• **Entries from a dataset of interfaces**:

********************

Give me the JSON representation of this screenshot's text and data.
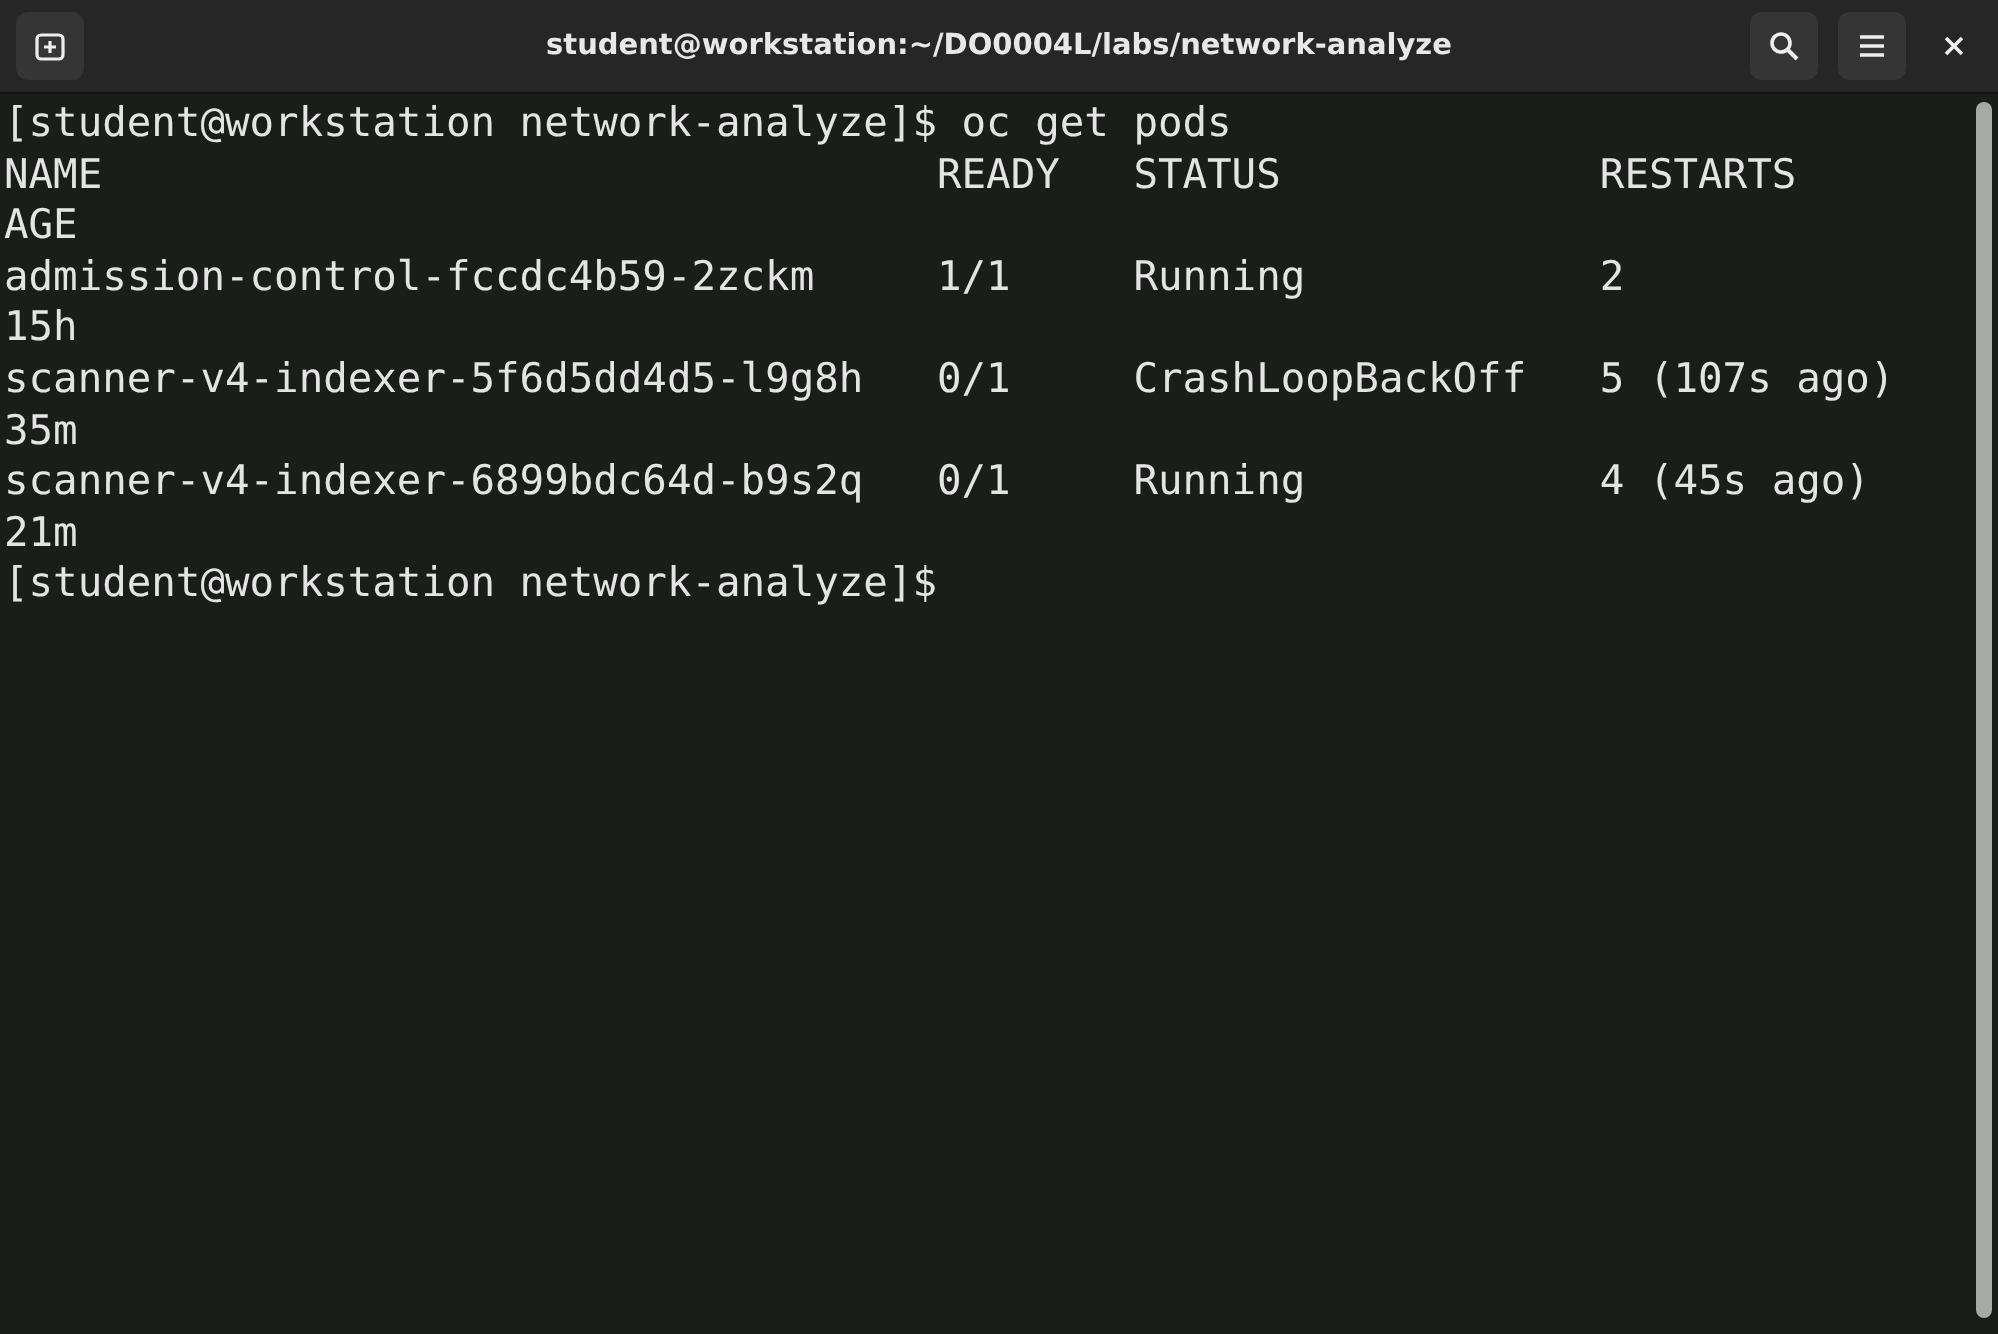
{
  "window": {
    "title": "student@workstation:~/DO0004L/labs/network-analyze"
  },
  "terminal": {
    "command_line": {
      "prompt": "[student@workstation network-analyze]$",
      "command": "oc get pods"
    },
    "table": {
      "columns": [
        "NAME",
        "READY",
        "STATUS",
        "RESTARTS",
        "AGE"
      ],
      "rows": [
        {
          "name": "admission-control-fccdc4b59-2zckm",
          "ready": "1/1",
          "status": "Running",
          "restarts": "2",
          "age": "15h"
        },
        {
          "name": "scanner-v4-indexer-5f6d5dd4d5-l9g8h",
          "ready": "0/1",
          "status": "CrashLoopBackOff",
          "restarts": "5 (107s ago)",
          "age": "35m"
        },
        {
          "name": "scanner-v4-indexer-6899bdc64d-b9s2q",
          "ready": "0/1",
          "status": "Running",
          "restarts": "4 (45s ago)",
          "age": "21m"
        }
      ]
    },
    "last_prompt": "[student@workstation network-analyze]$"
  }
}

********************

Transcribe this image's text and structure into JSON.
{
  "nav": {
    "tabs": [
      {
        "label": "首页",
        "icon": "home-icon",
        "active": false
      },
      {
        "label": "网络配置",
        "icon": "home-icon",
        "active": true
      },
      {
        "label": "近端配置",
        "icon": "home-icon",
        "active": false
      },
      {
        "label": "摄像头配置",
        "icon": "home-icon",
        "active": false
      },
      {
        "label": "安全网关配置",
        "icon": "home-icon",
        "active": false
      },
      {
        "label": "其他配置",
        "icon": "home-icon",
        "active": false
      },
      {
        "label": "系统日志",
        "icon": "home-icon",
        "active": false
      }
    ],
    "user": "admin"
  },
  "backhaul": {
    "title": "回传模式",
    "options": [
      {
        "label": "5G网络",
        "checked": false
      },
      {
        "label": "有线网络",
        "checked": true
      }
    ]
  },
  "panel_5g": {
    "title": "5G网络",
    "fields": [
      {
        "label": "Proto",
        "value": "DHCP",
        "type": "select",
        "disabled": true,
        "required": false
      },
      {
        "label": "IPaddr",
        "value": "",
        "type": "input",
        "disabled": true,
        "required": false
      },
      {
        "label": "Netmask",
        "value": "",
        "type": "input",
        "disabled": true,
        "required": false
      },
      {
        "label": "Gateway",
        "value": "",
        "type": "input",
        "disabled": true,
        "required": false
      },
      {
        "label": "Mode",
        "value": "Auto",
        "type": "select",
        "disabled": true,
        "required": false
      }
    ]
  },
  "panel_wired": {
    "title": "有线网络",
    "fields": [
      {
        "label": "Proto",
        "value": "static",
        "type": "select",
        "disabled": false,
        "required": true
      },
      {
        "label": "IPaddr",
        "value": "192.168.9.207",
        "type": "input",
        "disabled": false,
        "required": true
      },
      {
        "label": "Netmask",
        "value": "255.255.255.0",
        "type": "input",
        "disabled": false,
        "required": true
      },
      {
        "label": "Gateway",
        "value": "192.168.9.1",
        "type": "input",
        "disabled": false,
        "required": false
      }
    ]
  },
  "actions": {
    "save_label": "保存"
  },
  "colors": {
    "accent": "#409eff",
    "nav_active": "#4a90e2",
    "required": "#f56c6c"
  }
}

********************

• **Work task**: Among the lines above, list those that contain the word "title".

• **The completed task**:
    "title": "student@workstation:~/DO0004L/labs/network-analyze"
    "title": "回传模式",
    "title": "5G网络",
    "title": "有线网络",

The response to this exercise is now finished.